Exercise description »
Pictures aside, the data must be reproduced exactly.

(Dataset rows for apps and sites)
---*---
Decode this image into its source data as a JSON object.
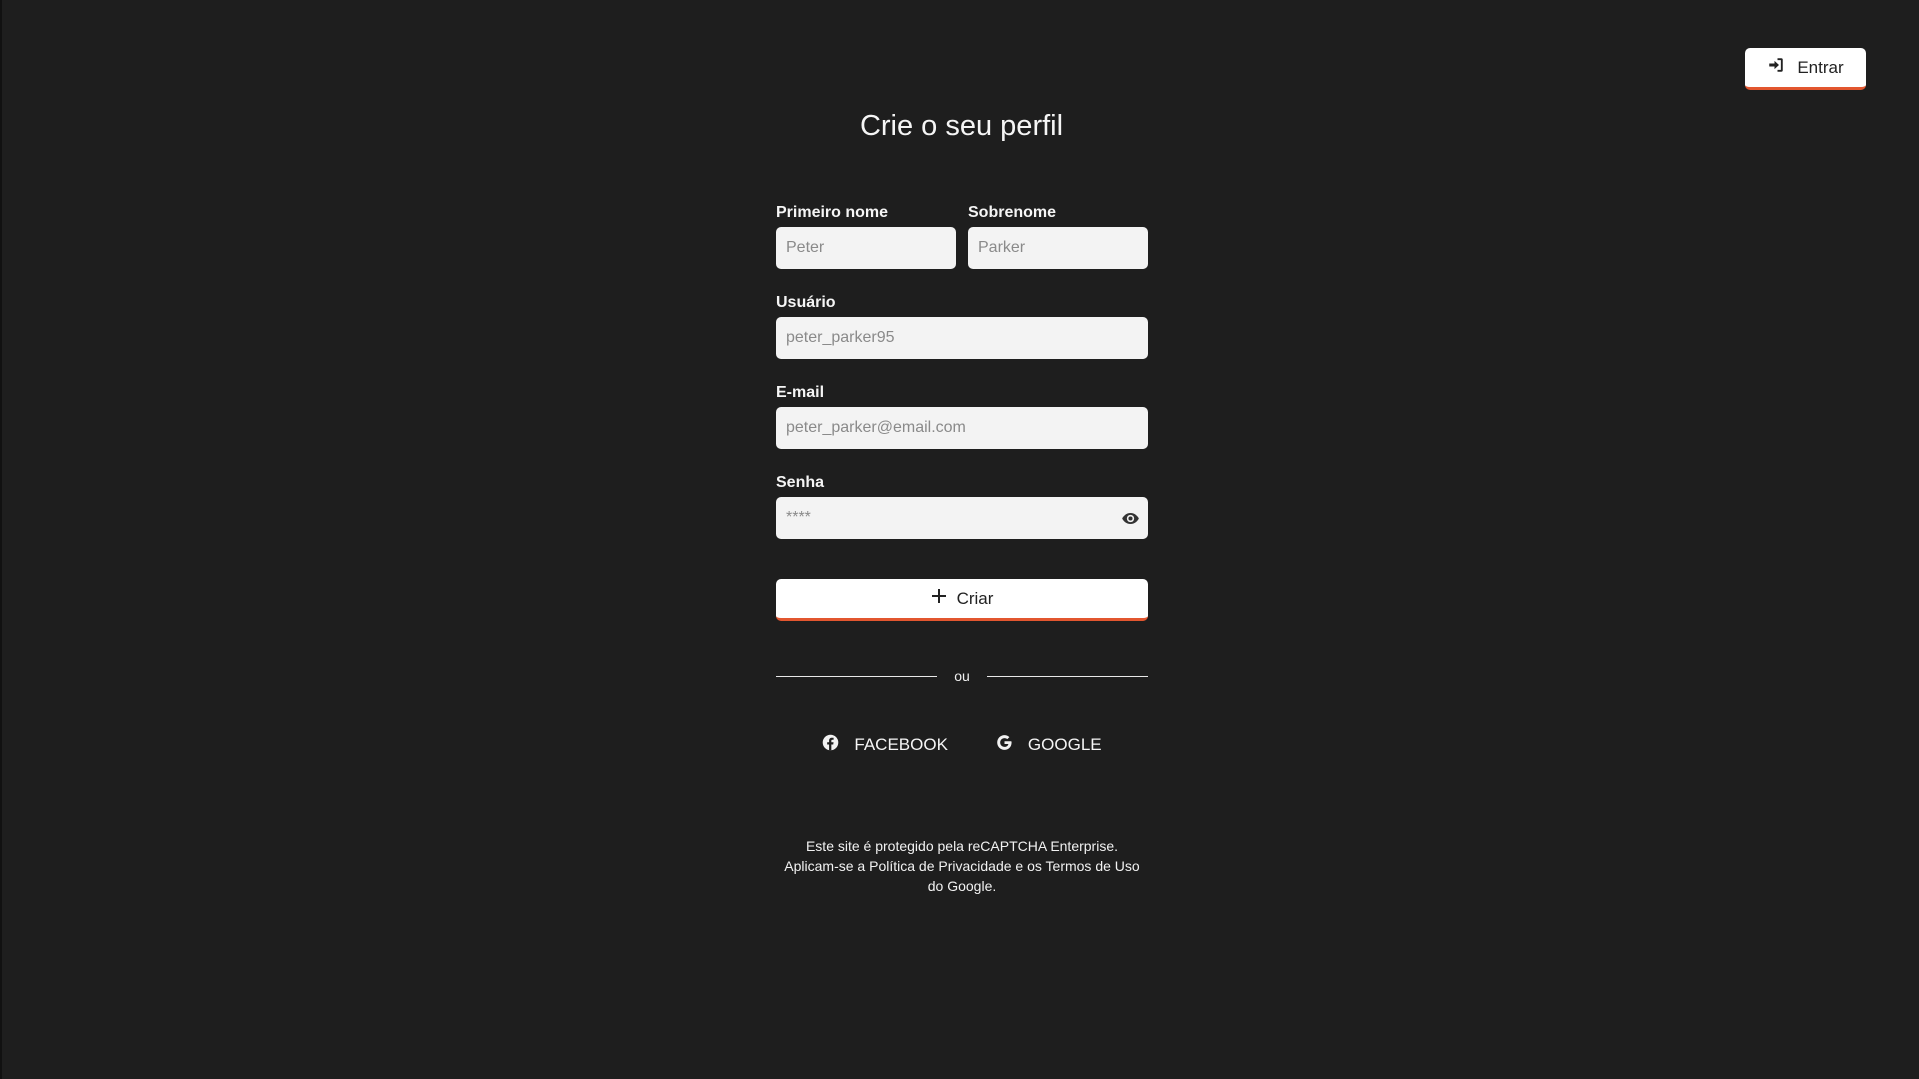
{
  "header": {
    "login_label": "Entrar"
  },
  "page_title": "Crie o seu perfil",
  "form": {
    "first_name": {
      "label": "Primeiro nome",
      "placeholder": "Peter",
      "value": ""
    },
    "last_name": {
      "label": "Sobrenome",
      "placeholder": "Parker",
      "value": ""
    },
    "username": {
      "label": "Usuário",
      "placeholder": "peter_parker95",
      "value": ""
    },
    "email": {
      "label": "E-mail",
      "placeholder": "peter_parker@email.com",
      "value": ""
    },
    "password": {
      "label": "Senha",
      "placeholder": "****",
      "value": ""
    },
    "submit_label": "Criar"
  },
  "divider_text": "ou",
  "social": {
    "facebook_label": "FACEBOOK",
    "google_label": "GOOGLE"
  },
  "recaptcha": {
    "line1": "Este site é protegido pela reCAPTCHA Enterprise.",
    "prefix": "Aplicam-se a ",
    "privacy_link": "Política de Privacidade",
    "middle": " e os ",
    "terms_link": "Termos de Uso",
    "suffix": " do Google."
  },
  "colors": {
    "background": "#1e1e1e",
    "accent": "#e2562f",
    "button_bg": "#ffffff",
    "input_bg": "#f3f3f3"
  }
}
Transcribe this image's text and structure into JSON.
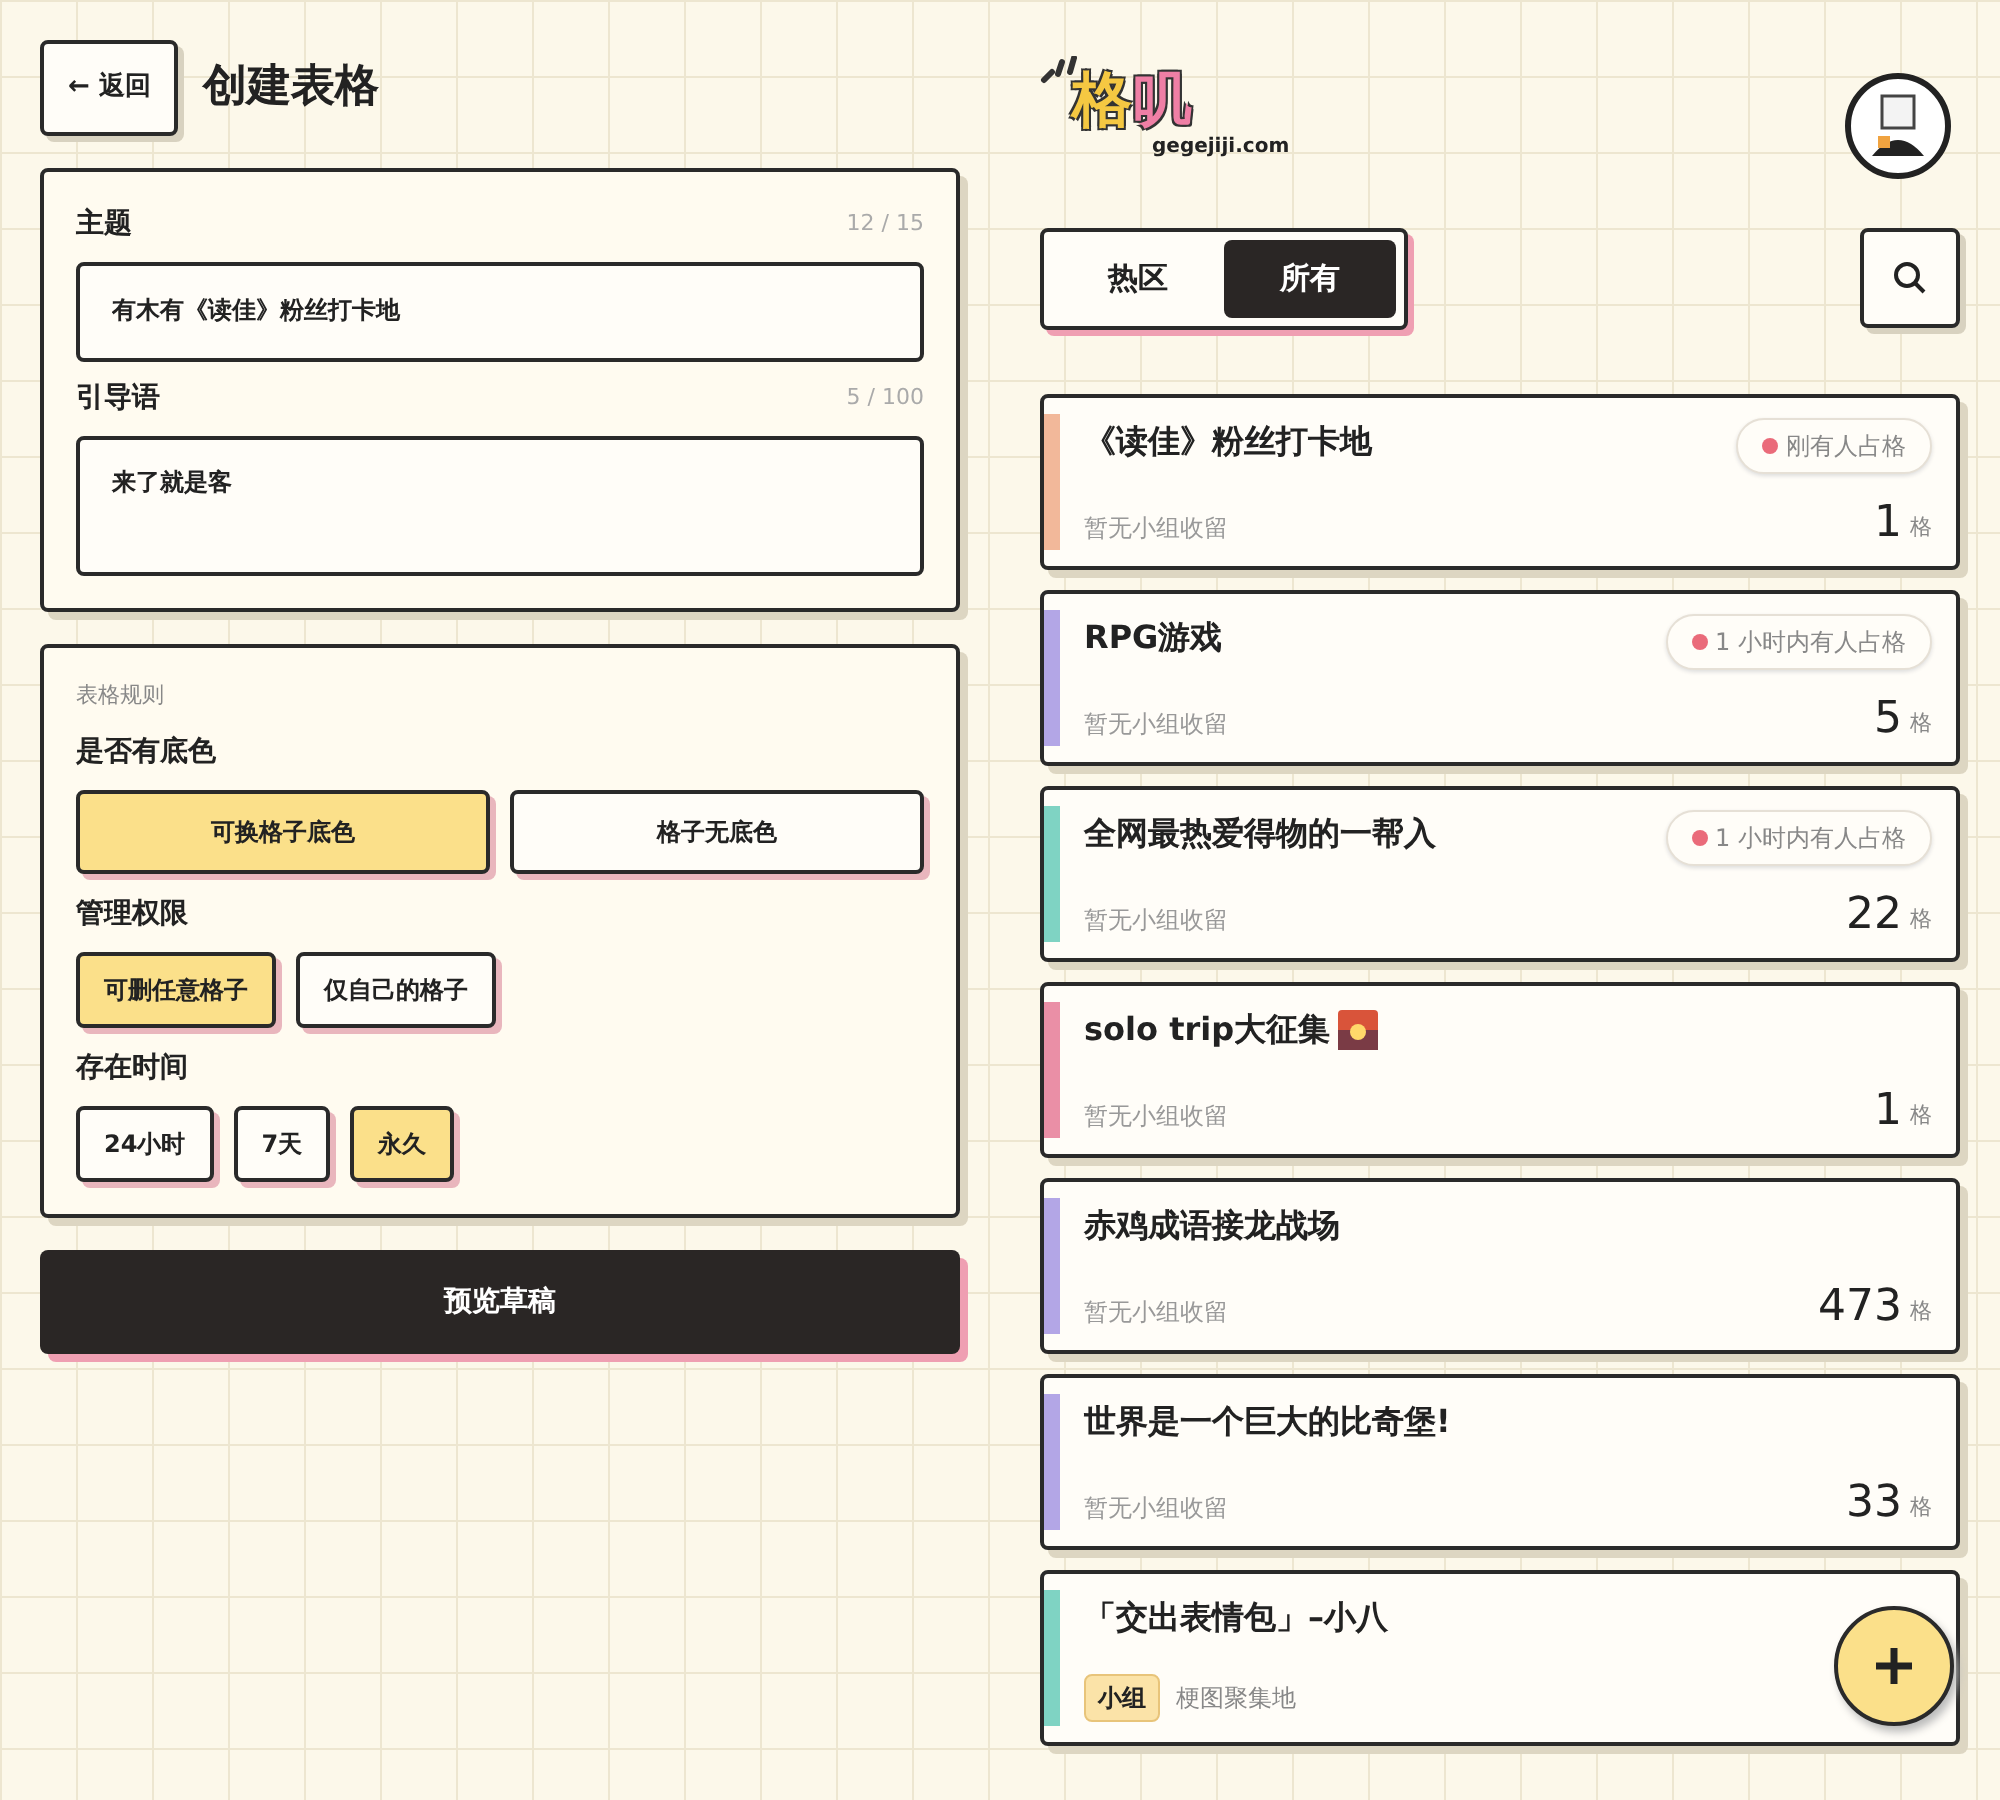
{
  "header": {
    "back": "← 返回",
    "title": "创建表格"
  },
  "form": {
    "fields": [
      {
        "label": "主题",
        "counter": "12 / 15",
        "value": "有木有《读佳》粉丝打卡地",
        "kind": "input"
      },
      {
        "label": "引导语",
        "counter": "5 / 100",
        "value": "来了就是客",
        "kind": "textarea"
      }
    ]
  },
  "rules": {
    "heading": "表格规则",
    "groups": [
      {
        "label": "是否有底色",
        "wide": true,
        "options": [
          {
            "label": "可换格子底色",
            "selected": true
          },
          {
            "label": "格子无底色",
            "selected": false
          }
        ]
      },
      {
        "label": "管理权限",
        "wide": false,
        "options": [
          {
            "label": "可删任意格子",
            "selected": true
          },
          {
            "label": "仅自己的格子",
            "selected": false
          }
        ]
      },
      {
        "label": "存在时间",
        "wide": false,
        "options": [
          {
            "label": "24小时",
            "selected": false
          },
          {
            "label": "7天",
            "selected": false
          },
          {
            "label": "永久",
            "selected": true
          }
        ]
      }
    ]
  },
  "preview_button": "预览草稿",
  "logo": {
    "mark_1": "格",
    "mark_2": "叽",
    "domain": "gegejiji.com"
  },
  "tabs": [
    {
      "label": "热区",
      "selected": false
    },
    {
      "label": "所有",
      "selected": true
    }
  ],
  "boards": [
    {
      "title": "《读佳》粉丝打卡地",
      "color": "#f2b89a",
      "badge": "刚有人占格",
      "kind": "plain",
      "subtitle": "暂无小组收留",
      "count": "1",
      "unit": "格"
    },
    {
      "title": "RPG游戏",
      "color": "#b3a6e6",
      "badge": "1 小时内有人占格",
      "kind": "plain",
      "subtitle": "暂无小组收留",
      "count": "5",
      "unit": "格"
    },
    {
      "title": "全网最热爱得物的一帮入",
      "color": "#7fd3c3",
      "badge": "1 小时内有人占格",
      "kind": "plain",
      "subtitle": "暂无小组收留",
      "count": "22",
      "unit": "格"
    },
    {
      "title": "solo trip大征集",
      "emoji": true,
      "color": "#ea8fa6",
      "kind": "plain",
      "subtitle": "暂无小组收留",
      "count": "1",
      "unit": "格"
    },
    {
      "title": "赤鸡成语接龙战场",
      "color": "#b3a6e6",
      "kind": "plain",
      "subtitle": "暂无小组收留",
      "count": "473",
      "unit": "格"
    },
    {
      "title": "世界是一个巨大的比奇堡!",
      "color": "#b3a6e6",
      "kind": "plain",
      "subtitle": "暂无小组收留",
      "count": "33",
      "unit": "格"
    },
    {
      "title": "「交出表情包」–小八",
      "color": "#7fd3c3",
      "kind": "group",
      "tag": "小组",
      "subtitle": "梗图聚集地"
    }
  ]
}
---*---
Result of the task »
Decode this image into its source data as a JSON object.
{
  "header": {
    "login_label": "Entrar"
  },
  "page_title": "Crie o seu perfil",
  "form": {
    "first_name": {
      "label": "Primeiro nome",
      "placeholder": "Peter",
      "value": ""
    },
    "last_name": {
      "label": "Sobrenome",
      "placeholder": "Parker",
      "value": ""
    },
    "username": {
      "label": "Usuário",
      "placeholder": "peter_parker95",
      "value": ""
    },
    "email": {
      "label": "E-mail",
      "placeholder": "peter_parker@email.com",
      "value": ""
    },
    "password": {
      "label": "Senha",
      "placeholder": "****",
      "value": ""
    },
    "submit_label": "Criar"
  },
  "divider_text": "ou",
  "social": {
    "facebook_label": "FACEBOOK",
    "google_label": "GOOGLE"
  },
  "recaptcha": {
    "line1": "Este site é protegido pela reCAPTCHA Enterprise.",
    "prefix": "Aplicam-se a ",
    "privacy_link": "Política de Privacidade",
    "middle": " e os ",
    "terms_link": "Termos de Uso",
    "suffix": " do Google."
  },
  "colors": {
    "background": "#1e1e1e",
    "accent": "#e2562f",
    "button_bg": "#ffffff",
    "input_bg": "#f3f3f3"
  }
}
Transcribe this image's text and structure into JSON.
{
  "header": {
    "back": "← 返回",
    "title": "创建表格"
  },
  "form": {
    "fields": [
      {
        "label": "主题",
        "counter": "12 / 15",
        "value": "有木有《读佳》粉丝打卡地",
        "kind": "input"
      },
      {
        "label": "引导语",
        "counter": "5 / 100",
        "value": "来了就是客",
        "kind": "textarea"
      }
    ]
  },
  "rules": {
    "heading": "表格规则",
    "groups": [
      {
        "label": "是否有底色",
        "wide": true,
        "options": [
          {
            "label": "可换格子底色",
            "selected": true
          },
          {
            "label": "格子无底色",
            "selected": false
          }
        ]
      },
      {
        "label": "管理权限",
        "wide": false,
        "options": [
          {
            "label": "可删任意格子",
            "selected": true
          },
          {
            "label": "仅自己的格子",
            "selected": false
          }
        ]
      },
      {
        "label": "存在时间",
        "wide": false,
        "options": [
          {
            "label": "24小时",
            "selected": false
          },
          {
            "label": "7天",
            "selected": false
          },
          {
            "label": "永久",
            "selected": true
          }
        ]
      }
    ]
  },
  "preview_button": "预览草稿",
  "logo": {
    "mark_1": "格",
    "mark_2": "叽",
    "domain": "gegejiji.com"
  },
  "tabs": [
    {
      "label": "热区",
      "selected": false
    },
    {
      "label": "所有",
      "selected": true
    }
  ],
  "boards": [
    {
      "title": "《读佳》粉丝打卡地",
      "color": "#f2b89a",
      "badge": "刚有人占格",
      "kind": "plain",
      "subtitle": "暂无小组收留",
      "count": "1",
      "unit": "格"
    },
    {
      "title": "RPG游戏",
      "color": "#b3a6e6",
      "badge": "1 小时内有人占格",
      "kind": "plain",
      "subtitle": "暂无小组收留",
      "count": "5",
      "unit": "格"
    },
    {
      "title": "全网最热爱得物的一帮入",
      "color": "#7fd3c3",
      "badge": "1 小时内有人占格",
      "kind": "plain",
      "subtitle": "暂无小组收留",
      "count": "22",
      "unit": "格"
    },
    {
      "title": "solo trip大征集",
      "emoji": true,
      "color": "#ea8fa6",
      "kind": "plain",
      "subtitle": "暂无小组收留",
      "count": "1",
      "unit": "格"
    },
    {
      "title": "赤鸡成语接龙战场",
      "color": "#b3a6e6",
      "kind": "plain",
      "subtitle": "暂无小组收留",
      "count": "473",
      "unit": "格"
    },
    {
      "title": "世界是一个巨大的比奇堡!",
      "color": "#b3a6e6",
      "kind": "plain",
      "subtitle": "暂无小组收留",
      "count": "33",
      "unit": "格"
    },
    {
      "title": "「交出表情包」–小八",
      "color": "#7fd3c3",
      "kind": "group",
      "tag": "小组",
      "subtitle": "梗图聚集地"
    }
  ]
}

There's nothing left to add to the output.